You can get Botox at a med spa or dermatology practice, but what about a dentist’s office? While the injectable is popular for erasing forehead furrows, it can also help eliminate jaw pain. Learn more with Jeffrey Nguyen, an oral and maxillofacial surgeon at Irvine Oral Surgery & Dental Implant Center.
How is Botox used in dentistry?
It’s an off-label use for temporomandibular (TMJ) disorders. It’s very effective for relieving mild facial pain or clenching and grinding. When it comes to TMJ disorders, there is conservative therapy, such as mouth guards, and joint replacement surgery, with a variety of minimally invasive treatments in between. Botox is minimally invasive. Some people use muscle relaxants for weeks at a time, but they don’t have a localized effect like Botox does.
How does it work?
It’s the same thing as using Botox for wrinkles in the face. Dynamic wrinkles are caused by the facial muscles creating folds in the skin, and Botox has a paralytic effect to decrease wrinkles. It has the same effect on the joints in the lower part of the face. This can help improve joint condition and reduce grinding, pressure, and inflammation in the joints.
What’s a typical session?

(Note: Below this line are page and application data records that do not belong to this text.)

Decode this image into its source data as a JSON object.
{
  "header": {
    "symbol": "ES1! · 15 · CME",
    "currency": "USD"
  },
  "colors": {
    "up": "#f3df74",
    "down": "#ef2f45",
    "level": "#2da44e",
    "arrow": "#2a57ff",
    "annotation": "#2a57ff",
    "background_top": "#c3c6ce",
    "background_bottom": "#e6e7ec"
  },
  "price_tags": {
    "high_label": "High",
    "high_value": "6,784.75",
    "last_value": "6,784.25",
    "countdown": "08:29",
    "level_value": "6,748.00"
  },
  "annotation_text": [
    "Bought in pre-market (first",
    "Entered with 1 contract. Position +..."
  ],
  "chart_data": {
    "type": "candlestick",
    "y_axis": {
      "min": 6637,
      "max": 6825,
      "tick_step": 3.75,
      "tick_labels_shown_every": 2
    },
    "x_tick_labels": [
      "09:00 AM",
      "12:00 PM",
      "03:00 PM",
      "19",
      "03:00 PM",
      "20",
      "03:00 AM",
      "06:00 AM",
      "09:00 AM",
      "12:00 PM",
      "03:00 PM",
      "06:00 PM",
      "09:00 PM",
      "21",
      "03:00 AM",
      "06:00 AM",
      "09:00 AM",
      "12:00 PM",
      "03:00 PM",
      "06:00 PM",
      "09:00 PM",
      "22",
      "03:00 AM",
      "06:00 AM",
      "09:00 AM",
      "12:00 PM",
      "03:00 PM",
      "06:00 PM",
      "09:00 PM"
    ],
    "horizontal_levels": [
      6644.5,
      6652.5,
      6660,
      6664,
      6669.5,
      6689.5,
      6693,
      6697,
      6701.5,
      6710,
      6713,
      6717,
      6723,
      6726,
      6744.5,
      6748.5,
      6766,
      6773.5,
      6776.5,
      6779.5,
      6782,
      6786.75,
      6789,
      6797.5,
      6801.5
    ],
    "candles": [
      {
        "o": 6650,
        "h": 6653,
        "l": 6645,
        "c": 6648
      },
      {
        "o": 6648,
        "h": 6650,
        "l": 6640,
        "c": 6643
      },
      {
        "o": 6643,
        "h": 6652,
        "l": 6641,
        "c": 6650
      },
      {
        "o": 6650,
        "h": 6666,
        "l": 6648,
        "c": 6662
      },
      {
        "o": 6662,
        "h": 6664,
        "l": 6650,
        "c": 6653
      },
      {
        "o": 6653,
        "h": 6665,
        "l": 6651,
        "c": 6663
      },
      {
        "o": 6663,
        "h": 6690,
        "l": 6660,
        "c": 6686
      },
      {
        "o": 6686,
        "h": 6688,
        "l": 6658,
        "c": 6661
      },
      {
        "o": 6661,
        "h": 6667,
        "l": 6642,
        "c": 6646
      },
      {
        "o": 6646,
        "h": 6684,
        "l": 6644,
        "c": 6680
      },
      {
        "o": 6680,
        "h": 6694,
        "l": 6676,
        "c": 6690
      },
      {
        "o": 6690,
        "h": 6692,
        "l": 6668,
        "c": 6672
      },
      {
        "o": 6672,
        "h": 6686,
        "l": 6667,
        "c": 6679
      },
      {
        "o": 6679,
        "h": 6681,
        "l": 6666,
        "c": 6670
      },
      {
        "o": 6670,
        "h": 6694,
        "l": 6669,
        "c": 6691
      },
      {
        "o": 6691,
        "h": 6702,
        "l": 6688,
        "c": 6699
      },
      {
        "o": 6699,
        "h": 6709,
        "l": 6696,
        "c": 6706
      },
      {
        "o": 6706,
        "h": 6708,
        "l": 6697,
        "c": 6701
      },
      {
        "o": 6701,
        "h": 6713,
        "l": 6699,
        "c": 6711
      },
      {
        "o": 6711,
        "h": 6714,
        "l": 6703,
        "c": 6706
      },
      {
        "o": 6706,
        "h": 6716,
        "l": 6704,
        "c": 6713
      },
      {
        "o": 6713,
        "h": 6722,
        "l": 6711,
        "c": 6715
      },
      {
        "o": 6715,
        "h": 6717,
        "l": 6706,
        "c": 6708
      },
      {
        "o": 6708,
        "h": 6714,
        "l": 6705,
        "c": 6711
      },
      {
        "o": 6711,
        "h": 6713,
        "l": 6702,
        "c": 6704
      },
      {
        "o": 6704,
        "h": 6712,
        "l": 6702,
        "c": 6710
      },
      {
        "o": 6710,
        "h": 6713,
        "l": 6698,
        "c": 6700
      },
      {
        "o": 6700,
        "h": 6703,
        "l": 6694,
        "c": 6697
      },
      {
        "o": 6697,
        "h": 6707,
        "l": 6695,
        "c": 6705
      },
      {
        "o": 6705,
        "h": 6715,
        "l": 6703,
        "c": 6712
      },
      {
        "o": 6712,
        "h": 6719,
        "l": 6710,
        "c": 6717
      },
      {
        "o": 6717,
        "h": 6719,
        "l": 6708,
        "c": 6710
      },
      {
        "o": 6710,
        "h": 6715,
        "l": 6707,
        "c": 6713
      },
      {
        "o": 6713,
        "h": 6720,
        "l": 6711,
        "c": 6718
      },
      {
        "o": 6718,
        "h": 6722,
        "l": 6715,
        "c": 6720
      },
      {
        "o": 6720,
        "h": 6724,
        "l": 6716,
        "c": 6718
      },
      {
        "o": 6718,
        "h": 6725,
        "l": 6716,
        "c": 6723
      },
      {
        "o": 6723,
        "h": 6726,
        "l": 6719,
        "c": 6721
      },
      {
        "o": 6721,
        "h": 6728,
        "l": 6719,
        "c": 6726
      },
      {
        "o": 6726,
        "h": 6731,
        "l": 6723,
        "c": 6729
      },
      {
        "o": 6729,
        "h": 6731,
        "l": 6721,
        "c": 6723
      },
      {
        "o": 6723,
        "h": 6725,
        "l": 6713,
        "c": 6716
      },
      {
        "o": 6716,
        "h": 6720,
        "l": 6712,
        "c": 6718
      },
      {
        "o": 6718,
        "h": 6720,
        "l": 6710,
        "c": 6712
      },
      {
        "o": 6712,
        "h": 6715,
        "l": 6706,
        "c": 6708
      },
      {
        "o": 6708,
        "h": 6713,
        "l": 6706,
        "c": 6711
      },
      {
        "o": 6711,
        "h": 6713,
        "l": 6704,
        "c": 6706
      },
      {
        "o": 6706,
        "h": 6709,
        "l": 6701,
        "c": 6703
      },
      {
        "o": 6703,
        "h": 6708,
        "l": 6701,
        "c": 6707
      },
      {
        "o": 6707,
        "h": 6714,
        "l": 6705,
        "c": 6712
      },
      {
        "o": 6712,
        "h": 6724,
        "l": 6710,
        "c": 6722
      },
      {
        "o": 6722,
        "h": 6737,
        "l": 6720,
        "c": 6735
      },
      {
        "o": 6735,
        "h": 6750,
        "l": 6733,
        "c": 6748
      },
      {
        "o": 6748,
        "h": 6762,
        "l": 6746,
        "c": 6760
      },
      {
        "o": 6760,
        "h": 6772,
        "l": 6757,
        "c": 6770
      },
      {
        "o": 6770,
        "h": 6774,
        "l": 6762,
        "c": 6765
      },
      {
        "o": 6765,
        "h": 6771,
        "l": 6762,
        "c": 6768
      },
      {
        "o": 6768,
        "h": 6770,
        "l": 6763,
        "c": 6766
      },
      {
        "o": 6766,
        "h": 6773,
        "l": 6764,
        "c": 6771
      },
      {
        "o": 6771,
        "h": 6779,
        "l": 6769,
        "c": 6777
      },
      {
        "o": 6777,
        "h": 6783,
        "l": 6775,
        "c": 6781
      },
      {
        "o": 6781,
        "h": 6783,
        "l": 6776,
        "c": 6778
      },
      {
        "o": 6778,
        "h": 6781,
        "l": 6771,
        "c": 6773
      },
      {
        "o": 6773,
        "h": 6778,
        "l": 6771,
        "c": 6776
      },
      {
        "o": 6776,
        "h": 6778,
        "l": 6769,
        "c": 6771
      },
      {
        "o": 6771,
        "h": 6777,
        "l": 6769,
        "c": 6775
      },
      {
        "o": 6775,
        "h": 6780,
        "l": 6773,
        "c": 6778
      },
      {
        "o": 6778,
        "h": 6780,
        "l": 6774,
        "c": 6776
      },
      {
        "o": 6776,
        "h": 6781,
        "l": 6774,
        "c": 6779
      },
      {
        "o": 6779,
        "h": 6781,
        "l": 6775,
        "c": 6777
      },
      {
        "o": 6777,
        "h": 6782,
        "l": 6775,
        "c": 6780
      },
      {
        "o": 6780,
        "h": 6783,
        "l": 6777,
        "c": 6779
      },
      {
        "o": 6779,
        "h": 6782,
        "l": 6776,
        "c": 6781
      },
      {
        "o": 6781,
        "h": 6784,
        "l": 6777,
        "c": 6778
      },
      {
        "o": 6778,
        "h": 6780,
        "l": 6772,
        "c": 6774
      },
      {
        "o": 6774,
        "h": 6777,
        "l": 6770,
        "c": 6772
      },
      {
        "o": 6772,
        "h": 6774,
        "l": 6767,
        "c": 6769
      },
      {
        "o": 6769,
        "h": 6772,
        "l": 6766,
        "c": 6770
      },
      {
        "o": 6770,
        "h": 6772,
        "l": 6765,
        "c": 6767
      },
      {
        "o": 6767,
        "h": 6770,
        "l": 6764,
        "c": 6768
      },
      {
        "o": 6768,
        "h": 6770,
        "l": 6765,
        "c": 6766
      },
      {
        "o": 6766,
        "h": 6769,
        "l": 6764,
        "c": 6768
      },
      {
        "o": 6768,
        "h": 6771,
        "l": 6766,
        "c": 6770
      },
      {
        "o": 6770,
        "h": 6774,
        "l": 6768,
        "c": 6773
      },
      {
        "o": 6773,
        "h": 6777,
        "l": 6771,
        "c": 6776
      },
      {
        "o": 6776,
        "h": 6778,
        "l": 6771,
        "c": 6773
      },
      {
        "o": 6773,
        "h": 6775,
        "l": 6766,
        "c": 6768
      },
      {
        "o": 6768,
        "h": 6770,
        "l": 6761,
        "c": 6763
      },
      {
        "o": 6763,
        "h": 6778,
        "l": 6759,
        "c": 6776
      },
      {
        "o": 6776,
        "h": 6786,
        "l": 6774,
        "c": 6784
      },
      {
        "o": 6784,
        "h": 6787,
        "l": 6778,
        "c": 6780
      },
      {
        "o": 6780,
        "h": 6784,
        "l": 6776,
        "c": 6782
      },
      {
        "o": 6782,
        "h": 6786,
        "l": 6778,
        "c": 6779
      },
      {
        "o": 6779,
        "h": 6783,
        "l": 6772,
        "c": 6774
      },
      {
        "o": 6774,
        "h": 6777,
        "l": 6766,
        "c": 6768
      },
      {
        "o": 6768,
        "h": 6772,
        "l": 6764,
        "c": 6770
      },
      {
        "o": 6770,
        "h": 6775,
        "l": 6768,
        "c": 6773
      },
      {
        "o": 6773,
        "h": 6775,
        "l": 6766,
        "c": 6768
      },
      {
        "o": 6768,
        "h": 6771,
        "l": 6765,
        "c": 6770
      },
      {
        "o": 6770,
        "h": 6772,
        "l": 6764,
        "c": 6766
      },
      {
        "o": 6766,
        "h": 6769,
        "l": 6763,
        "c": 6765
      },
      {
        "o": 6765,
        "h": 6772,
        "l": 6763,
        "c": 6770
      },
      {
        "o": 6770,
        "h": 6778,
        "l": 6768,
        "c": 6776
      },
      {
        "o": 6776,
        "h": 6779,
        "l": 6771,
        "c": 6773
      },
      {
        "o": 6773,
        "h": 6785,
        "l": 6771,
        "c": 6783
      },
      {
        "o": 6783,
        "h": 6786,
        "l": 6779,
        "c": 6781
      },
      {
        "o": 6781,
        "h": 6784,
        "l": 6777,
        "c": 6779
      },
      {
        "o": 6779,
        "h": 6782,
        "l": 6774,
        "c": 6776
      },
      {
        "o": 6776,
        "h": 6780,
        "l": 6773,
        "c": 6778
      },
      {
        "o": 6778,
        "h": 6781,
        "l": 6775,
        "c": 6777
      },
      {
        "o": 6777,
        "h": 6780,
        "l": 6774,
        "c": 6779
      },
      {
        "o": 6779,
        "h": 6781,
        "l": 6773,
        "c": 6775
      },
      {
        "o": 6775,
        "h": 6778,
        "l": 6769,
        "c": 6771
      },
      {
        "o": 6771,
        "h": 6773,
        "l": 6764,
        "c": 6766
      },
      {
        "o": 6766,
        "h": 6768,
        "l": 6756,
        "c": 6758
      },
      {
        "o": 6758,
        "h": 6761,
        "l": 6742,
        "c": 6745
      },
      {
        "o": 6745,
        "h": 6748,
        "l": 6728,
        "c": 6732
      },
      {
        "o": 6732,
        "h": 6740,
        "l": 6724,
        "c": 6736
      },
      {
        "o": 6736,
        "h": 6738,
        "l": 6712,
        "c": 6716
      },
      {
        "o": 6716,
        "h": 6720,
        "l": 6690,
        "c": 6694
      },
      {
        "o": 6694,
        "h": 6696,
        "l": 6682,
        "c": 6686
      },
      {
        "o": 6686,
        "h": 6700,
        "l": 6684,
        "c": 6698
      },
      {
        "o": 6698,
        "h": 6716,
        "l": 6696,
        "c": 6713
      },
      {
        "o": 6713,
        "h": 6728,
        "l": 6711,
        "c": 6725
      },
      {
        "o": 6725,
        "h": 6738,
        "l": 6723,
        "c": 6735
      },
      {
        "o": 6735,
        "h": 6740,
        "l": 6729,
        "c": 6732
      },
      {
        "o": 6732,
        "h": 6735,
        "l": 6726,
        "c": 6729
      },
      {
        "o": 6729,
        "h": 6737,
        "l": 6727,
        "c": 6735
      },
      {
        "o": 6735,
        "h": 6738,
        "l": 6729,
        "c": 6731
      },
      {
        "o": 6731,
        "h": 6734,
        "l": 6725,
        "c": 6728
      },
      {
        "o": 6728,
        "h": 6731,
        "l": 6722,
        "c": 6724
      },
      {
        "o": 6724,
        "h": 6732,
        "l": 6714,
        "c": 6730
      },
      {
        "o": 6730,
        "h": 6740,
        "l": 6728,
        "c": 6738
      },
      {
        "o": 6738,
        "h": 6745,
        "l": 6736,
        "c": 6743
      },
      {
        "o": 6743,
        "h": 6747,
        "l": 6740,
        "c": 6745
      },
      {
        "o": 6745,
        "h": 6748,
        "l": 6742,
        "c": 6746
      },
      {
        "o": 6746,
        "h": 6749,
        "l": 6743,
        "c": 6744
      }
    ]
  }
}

About 25 units of Botox are injected into each cheek muscle. It reaches peak effectiveness in about two weeks, and the procedure is repeated every four to eight months. It’s a quick 10- to 15-minute procedure.